HONG KONG — Watch collectors often focus on a certain niche once they start getting serious. For some, it is all about key models of a certain maker (like Rolex Daytonas or the Audemars Piguet Royal Oak); for others, it may be a specific movement (like Patek Philippe complications).
But for Winston Koo, a Hong Kong businessman, it’s all about color — or to be precise, a lack of it.
Mr. Koo, 44, has amassed a collection of timepieces that can best be described as his “50 shades of black.” He looks for models that have black dials, black bezels, black straps — then some years ago, he narrowed his focus further to black sports models that are made of composite or modern materials like titanium, carbon, boron carbide or ceramic.
A few of his watches have slight color accents, like small splashes of red or yellow on the hands, but their appearance generally is monochromatic. “For me, the blacker the better,” Mr. Koo said. “My father has always taught me that a gentleman doesn’t need too much embellishment, just a decent watch, belt and shoes. I do a lot of sports and I have always wanted my watches to be functional and durable. I love the color black. It is actually so versatile and spiritual.”
In contrast, Mr. Koo is surrounded by exuberant color and sparkles most days. He helps to oversee his family’s business, UCP International, which makes colorful silk flowers and Christmas decorations for sale to large outlets like Target, Pottery Barn and Walmart.
“I actually started collecting watches in the early 1990s, after I returned to Hong Kong from the United States,” Mr. Koo said. “I was amazed at the variety of watches I could access through the network of retailers here. I wasn’t too focused on precious materials like gold and diamonds, but I was interested in the story behind the watchmaker, the function and the aesthetics of the model.”
Quickly amassing almost 200 pieces from brands like Rolex, IWC, Patek Philippe and Omega, Mr. Koo began focusing on ceramic and composite materials in the mid-2000s.
“It was then that modern composite materials got more popular, and I liked the durability of these models,” he said. “I want to wear the pieces I acquire, not to be precious about them, and I just started gravitating to exclusively black models because it matched my personal style.”

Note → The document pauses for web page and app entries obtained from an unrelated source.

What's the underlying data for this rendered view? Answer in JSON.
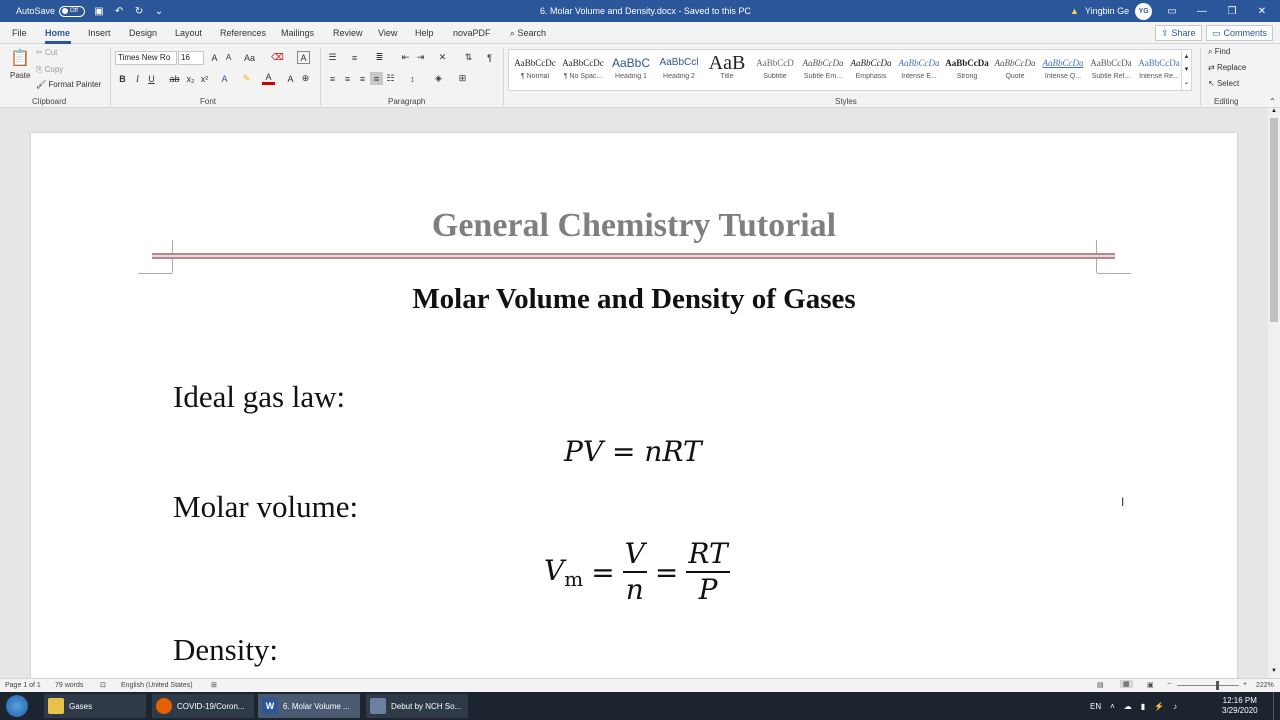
{
  "titlebar": {
    "autosave_label": "AutoSave",
    "autosave_state": "Off",
    "doc_title": "6. Molar Volume and Density.docx  -  Saved to this PC",
    "user_name": "Yingbin Ge",
    "user_initials": "YG",
    "bg_color": "#2b579a"
  },
  "tabs": [
    "File",
    "Home",
    "Insert",
    "Design",
    "Layout",
    "References",
    "Mailings",
    "Review",
    "View",
    "Help",
    "novaPDF"
  ],
  "active_tab": "Home",
  "search_label": "Search",
  "share_label": "Share",
  "comments_label": "Comments",
  "clipboard": {
    "paste": "Paste",
    "cut": "Cut",
    "copy": "Copy",
    "format_painter": "Format Painter",
    "group": "Clipboard"
  },
  "font": {
    "name": "Times New Ro",
    "size": "16",
    "group": "Font"
  },
  "paragraph_group": "Paragraph",
  "styles": {
    "group": "Styles",
    "items": [
      {
        "preview": "AaBbCcDc",
        "name": "¶ Normal"
      },
      {
        "preview": "AaBbCcDc",
        "name": "¶ No Spac..."
      },
      {
        "preview": "AaBbC",
        "name": "Heading 1"
      },
      {
        "preview": "AaBbCcl",
        "name": "Heading 2"
      },
      {
        "preview": "AaB",
        "name": "Title"
      },
      {
        "preview": "AaBbCcD",
        "name": "Subtitle"
      },
      {
        "preview": "AaBbCcDa",
        "name": "Subtle Em..."
      },
      {
        "preview": "AaBbCcDa",
        "name": "Emphasis"
      },
      {
        "preview": "AaBbCcDa",
        "name": "Intense E..."
      },
      {
        "preview": "AaBbCcDa",
        "name": "Strong"
      },
      {
        "preview": "AaBbCcDa",
        "name": "Quote"
      },
      {
        "preview": "AaBbCcDa",
        "name": "Intense Q..."
      },
      {
        "preview": "AaBbCcDa",
        "name": "Subtle Ref..."
      },
      {
        "preview": "AaBbCcDa",
        "name": "Intense Re..."
      }
    ]
  },
  "editing": {
    "find": "Find",
    "replace": "Replace",
    "select": "Select",
    "group": "Editing"
  },
  "document": {
    "header_title": "General Chemistry Tutorial",
    "heading": "Molar Volume and Density of Gases",
    "label_ideal": "Ideal gas law:",
    "eq_ideal": "PV = nRT",
    "label_molar": "Molar volume:",
    "eq_vm": "V",
    "eq_vm_sub": "m",
    "eq_eq": "=",
    "eq_v": "V",
    "eq_n": "n",
    "eq_rt": "RT",
    "eq_p": "P",
    "label_density": "Density:"
  },
  "status": {
    "page": "Page 1 of 1",
    "words": "79 words",
    "language": "English (United States)",
    "zoom": "222%"
  },
  "taskbar": {
    "items": [
      "Gases",
      "COVID-19/Coron...",
      "6. Molar Volume ...",
      "Debut by NCH So..."
    ],
    "lang": "EN",
    "time": "12:16 PM",
    "date": "3/29/2020"
  }
}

His first all-black piece was the IWC Doppelchronograph, one of the company’s Top Gun collection, which he purchased in 2007. “This was one of the finest pilot’s watches in ceramic,” Mr. Koo said.
He then began to cull his collection, selling more than half through auctions and to friends to make room for new acquisitions, around 50 so far.
Another of his all-black acquisitions was the IWC Ingenieur made in 2016 with boron carbide, a material used by Mercedes-Benz for their cars and considered among the toughest and most scratch-resistant materials in the world. “This is the hardest kind of ceramic and was considered a watch industry revolution,” Mr. Koo said. Although there was a long waiting list for the timepiece, he managed to get one from the IWC boutique in Geneva when a customer canceled an order.
Panerai is one of Mr. Koo’s favorite makers, and he is friends with Angelo Bonati, its chief executive. When the brand released a 2016 special edition of its black Ceramic Tourbillon that combined a six-day power reserve with water resistance to 100 meters, Mr. Koo couldn’t wait to get it — although he had Panerai create one without the word tourbillon on the dial.
“I wanted to be low key about it, and even though it’s such an amazing watch, when I turn it around and see the movement through the skeleton case, I didn’t want people to notice it right away,” Mr. Koo said. “It’s only something I need to know as the wearer.”
He likes dealing directly with a brand. “I work a lot with reputable dealers in Hong Kong but also buy direct from the manufacturers, such as JLC [Jaeger-LeCoultre] and Panerai,” Mr. Koo said. “I enjoy the personal interaction, and you understand so much more about a watch’s creative process.”
Other favorites include his black Audemars Piguet Royal Oak Offshore Diver, which Mr. Koo said he loves for its combination of a ceramic bezel with a titanium case. He bought two black versions, one accented with yellow hands and one with orange.
He also has a Fifty Fathoms Bathyscaphe Flyback Chronograph Blancpain Ocean Commitment II, one of only 250 models commemorating the watchmaker’s support for environmental protection.
And once in a while, he lands a one-of-a-kind piece like the Jaeger-LeCoultre Master Compressor Chronograph 2, a model that Mr. Koo described as one of the best “mountaineering watches” ever created. He pointed to the red outline in the minute counter of the chronograph display, a small detail that qualifies the engraving of “piece unique” on the back of the watch.
He admits that his taste differs from some other Asian collectors, who are more attracted to fancy bling pieces that show off their wealth. “I work in the design field and I look at colors every day, so the absence of color is appealing to me,” he said. “In fact, I feel more open to the world when I am in black.”